Campesino, the Spanish word for "peasant." In modern times the term has taken on a broader meaning in Spanish America. Now campesino is used to refer to all members of the Latin American rural working class. This includes agricultural wage laborers (jornaleros) and small landholders (minifundistas). The term also still refers to peasants (mozos colonos) who perform labor for the right to farm a small plot of land or in exchange for agricultural produce. Campesino is a very general term which encompasses all rural people of the lower economic strata, including men, women, and children. In some countries such as Peru, the term campesino sometimes refers to peoples of indigenous heritage when they are from the working class.
See alsoColono .
Boyer, Christopher R. Becoming Campesinos: Politics, Identity, and Agrarian Struggle in Postrevolutionary Michoacán, 1920–1935. Stanford, CA: Stanford University Press, 2003.

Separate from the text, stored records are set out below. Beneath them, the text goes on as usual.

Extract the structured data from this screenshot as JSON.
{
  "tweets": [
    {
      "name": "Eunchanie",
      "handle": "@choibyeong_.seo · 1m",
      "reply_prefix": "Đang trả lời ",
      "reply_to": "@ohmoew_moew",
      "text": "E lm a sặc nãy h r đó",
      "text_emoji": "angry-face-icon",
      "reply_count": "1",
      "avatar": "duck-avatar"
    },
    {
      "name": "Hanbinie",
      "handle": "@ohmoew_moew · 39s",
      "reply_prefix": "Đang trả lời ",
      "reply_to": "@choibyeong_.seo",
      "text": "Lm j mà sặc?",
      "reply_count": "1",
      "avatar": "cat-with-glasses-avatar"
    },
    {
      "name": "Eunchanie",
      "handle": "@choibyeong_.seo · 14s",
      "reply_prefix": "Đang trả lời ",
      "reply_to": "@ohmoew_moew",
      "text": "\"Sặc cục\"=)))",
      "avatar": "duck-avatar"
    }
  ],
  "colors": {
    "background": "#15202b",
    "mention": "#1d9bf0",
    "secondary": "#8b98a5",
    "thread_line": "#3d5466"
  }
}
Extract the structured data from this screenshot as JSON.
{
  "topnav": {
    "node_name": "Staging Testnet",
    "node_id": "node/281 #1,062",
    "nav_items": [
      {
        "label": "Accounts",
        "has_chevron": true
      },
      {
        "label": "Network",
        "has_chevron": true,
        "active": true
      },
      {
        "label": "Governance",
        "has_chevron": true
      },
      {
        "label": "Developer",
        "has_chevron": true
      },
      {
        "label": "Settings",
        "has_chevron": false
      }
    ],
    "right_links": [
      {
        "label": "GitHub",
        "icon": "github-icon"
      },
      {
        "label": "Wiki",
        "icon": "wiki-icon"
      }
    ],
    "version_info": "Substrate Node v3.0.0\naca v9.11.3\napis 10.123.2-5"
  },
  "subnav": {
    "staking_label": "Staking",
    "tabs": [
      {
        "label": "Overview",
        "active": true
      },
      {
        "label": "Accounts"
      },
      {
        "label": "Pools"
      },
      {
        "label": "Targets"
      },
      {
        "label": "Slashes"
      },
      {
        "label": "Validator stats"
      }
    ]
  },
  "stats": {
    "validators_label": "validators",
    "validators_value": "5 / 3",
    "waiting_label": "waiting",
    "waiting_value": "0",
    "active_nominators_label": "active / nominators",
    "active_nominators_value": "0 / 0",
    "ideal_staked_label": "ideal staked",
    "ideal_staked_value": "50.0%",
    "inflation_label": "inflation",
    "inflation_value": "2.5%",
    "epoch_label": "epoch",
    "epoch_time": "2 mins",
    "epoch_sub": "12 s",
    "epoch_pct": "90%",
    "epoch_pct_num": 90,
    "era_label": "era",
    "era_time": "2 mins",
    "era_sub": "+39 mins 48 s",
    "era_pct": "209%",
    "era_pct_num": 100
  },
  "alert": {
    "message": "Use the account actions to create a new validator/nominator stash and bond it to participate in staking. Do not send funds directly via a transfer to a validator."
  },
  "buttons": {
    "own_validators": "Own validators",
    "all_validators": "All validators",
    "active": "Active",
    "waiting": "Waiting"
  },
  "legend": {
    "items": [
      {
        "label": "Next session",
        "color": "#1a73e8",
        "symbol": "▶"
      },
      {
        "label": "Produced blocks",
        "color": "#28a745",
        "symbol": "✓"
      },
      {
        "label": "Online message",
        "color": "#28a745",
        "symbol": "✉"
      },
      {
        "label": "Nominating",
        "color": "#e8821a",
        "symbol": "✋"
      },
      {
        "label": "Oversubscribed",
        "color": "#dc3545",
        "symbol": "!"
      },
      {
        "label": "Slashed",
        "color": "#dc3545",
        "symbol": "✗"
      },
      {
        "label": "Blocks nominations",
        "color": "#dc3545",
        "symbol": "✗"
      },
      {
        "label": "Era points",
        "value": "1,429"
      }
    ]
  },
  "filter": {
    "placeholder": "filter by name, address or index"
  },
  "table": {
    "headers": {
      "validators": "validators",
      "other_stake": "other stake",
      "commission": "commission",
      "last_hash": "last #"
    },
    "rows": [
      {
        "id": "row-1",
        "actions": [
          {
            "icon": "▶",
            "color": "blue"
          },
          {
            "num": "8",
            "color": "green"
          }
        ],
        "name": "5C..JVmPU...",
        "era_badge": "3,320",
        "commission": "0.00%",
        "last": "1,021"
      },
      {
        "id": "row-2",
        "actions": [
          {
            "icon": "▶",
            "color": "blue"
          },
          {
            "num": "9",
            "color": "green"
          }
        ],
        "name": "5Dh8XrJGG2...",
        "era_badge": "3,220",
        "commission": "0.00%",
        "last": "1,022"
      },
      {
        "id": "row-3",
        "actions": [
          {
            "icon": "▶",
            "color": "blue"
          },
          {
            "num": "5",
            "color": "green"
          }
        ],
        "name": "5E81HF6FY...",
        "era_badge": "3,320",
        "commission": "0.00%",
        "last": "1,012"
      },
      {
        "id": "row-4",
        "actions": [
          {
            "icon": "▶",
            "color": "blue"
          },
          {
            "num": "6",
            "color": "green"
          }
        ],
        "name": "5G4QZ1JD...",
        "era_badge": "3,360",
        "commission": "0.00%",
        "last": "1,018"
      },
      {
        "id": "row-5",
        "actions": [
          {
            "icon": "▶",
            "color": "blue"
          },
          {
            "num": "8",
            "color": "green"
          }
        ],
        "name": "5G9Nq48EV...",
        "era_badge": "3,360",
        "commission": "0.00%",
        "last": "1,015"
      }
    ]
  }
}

Katz, Friedrich. Riot, Rebellion, and Revolution: Rural Social Conflict in Mexico. Princeton, NJ: Princeton University Press, 1988.

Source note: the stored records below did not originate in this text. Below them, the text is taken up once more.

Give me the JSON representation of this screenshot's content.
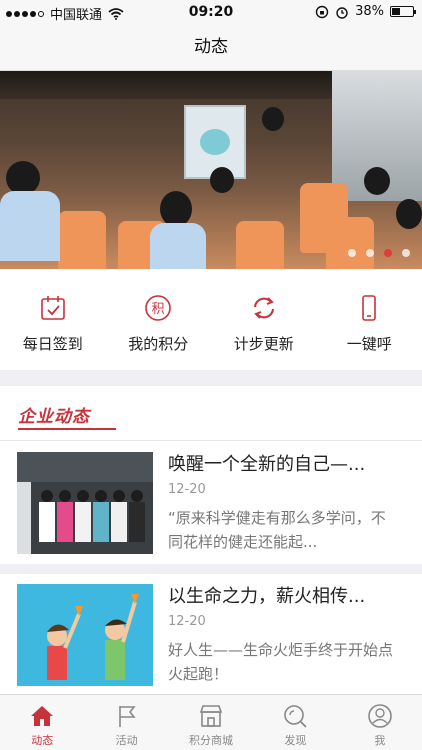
{
  "status_bar": {
    "carrier": "中国联通",
    "time": "09:20",
    "battery": "38%",
    "battery_level": 0.38
  },
  "nav": {
    "title": "动态"
  },
  "banner": {
    "slides": 4,
    "active_index": 2
  },
  "quick_actions": [
    {
      "label": "每日签到",
      "icon": "calendar-check-icon"
    },
    {
      "label": "我的积分",
      "icon": "points-icon",
      "glyph": "积"
    },
    {
      "label": "计步更新",
      "icon": "refresh-icon"
    },
    {
      "label": "一键呼",
      "icon": "phone-icon"
    }
  ],
  "section": {
    "title": "企业动态"
  },
  "news": [
    {
      "title": "唤醒一个全新的自己—...",
      "date": "12-20",
      "summary": "“原来科学健走有那么多学问，不同花样的健走还能起..."
    },
    {
      "title": "以生命之力，薪火相传...",
      "date": "12-20",
      "summary": "好人生——生命火炬手终于开始点火起跑！"
    }
  ],
  "tabbar": [
    {
      "label": "动态",
      "icon": "home-icon",
      "active": true
    },
    {
      "label": "活动",
      "icon": "flag-icon",
      "active": false
    },
    {
      "label": "积分商城",
      "icon": "shop-icon",
      "active": false
    },
    {
      "label": "发现",
      "icon": "discover-icon",
      "active": false
    },
    {
      "label": "我",
      "icon": "profile-icon",
      "active": false
    }
  ],
  "colors": {
    "accent": "#c8323a",
    "text": "#222222",
    "muted": "#999999",
    "background": "#efeff4"
  }
}
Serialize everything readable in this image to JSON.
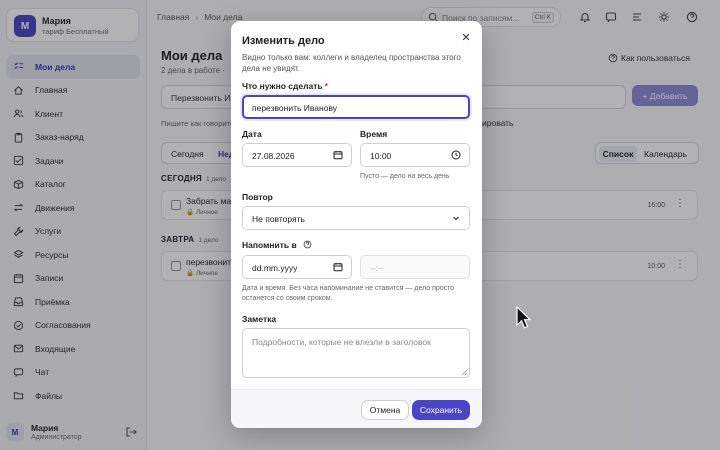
{
  "colors": {
    "accent": "#4b44c7",
    "sidebar_active": "#3d36b8",
    "required": "#d33333"
  },
  "profile": {
    "initial": "М",
    "name": "Мария",
    "plan": "тариф Бесплатный"
  },
  "sidebar": {
    "items": [
      {
        "label": "Мои дела",
        "icon": "checklist-icon",
        "active": true
      },
      {
        "label": "Главная",
        "icon": "home-icon"
      },
      {
        "label": "Клиент",
        "icon": "users-icon"
      },
      {
        "label": "Заказ-наряд",
        "icon": "clipboard-icon"
      },
      {
        "label": "Задачи",
        "icon": "tasks-icon"
      },
      {
        "label": "Каталог",
        "icon": "box-icon"
      },
      {
        "label": "Движения",
        "icon": "arrows-icon"
      },
      {
        "label": "Услуги",
        "icon": "wrench-icon"
      },
      {
        "label": "Ресурсы",
        "icon": "stack-icon"
      },
      {
        "label": "Записи",
        "icon": "calendar-icon"
      },
      {
        "label": "Приёмка",
        "icon": "inbox-icon"
      },
      {
        "label": "Согласования",
        "icon": "approve-icon"
      },
      {
        "label": "Входящие",
        "icon": "mail-icon"
      },
      {
        "label": "Чат",
        "icon": "chat-icon"
      },
      {
        "label": "Файлы",
        "icon": "folder-icon"
      }
    ]
  },
  "footer_user": {
    "initial": "М",
    "name": "Мария",
    "role": "Администратор"
  },
  "topbar": {
    "breadcrumb": [
      "Главная",
      "Мои дела"
    ],
    "search_placeholder": "Поиск по записям...",
    "search_shortcut": "Ctrl K"
  },
  "page": {
    "title": "Мои дела",
    "subtitle": "2 дела в работе · ",
    "howto": "Как пользоваться",
    "quick_input": "Перезвонить И",
    "add_button": "+ Добавить",
    "hint": "Пишите как говорите",
    "hint_right": "ировать",
    "filter_tabs": [
      "Сегодня",
      "Нед"
    ],
    "view_tabs": [
      "Список",
      "Календарь"
    ],
    "sections": [
      {
        "title": "СЕГОДНЯ",
        "count": "1 дело",
        "task": {
          "title": "Забрать ма",
          "tag": "Личное",
          "time": "16:00"
        }
      },
      {
        "title": "ЗАВТРА",
        "count": "1 дело",
        "task": {
          "title": "перезвонить",
          "tag": "Личное",
          "time": "10:00"
        }
      }
    ]
  },
  "modal": {
    "title": "Изменить дело",
    "description": "Видно только вам: коллеги и владелец пространства этого дела не увидят.",
    "what_label": "Что нужно сделать",
    "what_required": "*",
    "what_value": "перезвонить Иванову",
    "date_label": "Дата",
    "date_value": "27.08.2026",
    "time_label": "Время",
    "time_value": "10:00",
    "time_help": "Пусто — дело на весь день",
    "repeat_label": "Повтор",
    "repeat_value": "Не повторять",
    "remind_label": "Напомнить в",
    "remind_date_placeholder": "dd.mm.yyyy",
    "remind_time_placeholder": "--:--",
    "remind_help": "Дата и время. Без часа напоминание не ставится — дело просто останется со своим сроком.",
    "note_label": "Заметка",
    "note_placeholder": "Подробности, которые не влезли в заголовок",
    "cancel": "Отмена",
    "save": "Сохранить"
  }
}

Salvatore, Ricardo Donato. Wandering Paysanos: State Order and Subaltern Experience in Buenos Aires during the Rosas Era. Durham, NC: Duke University Press, 2003.
Zamosc, León, Manuel Chiriboga Vega, and Estela Martínez. Estructuras agrarias y movimientos campesinos en América Latina [1950–1990]. Madrid: Ministerio de Agricultura, Pesca y Alimentación, 1997.
Rachel A. May